Work request.
Your task is to copy every line of the entries that contains "pinMode".

Data listing.
*** Block opens ***

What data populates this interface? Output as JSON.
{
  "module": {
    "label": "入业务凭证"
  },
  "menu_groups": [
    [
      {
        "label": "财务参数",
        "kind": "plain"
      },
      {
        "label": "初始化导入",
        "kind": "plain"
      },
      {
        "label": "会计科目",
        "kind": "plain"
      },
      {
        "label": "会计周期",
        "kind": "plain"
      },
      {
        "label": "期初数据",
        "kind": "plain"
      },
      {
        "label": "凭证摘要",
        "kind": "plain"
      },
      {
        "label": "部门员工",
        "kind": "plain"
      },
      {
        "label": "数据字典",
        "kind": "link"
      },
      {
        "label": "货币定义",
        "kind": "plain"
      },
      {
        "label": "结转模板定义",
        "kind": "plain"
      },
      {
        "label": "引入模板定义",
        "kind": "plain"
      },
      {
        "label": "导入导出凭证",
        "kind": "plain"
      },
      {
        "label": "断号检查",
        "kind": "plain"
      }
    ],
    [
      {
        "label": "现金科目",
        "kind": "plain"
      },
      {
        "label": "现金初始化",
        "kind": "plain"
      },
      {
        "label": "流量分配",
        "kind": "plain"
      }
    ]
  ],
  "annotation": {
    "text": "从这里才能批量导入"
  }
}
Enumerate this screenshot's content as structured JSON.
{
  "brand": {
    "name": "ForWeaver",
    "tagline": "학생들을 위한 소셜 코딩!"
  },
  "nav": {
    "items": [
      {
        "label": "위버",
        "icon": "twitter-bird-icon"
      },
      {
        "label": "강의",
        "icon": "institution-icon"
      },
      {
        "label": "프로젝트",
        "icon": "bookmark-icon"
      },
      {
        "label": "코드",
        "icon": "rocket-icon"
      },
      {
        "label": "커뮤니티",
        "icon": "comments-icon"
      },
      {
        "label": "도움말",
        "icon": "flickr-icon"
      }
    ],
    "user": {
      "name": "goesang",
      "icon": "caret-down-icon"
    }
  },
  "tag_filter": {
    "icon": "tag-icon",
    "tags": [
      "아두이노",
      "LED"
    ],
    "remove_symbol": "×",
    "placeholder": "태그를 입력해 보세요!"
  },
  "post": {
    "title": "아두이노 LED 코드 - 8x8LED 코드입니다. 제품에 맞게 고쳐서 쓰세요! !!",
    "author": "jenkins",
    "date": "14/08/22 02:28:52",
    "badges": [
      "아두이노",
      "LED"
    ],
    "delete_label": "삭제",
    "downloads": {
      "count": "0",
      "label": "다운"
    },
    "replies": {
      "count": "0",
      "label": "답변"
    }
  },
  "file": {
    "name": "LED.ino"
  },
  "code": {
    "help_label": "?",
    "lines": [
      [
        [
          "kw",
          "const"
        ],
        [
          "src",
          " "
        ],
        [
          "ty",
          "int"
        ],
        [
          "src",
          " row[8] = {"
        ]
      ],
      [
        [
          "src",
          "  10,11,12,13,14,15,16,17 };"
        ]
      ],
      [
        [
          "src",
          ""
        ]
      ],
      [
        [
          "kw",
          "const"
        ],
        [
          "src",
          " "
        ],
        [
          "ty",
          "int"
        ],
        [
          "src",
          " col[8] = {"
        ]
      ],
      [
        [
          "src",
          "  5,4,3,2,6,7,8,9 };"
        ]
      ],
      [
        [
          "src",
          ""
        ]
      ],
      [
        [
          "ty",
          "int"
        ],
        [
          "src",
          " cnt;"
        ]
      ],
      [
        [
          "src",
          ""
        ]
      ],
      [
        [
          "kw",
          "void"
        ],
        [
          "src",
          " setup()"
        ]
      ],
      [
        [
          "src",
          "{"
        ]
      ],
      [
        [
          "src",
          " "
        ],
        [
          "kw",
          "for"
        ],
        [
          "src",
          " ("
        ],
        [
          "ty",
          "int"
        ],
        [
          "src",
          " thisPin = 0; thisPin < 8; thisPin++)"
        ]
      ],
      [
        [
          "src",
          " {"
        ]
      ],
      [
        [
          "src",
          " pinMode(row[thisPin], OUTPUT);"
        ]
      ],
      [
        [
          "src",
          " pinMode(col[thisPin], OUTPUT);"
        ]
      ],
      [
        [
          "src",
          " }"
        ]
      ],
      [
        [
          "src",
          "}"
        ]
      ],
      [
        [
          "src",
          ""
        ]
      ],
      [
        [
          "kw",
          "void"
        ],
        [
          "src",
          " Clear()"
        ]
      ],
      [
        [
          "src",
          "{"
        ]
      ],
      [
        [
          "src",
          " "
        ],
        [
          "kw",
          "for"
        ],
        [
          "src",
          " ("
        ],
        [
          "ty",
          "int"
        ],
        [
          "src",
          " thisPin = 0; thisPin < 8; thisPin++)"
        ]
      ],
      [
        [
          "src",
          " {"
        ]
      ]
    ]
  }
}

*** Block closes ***

Task solution.
          " pinMode(row[thisPin], OUTPUT);"
          " pinMode(col[thisPin], OUTPUT);"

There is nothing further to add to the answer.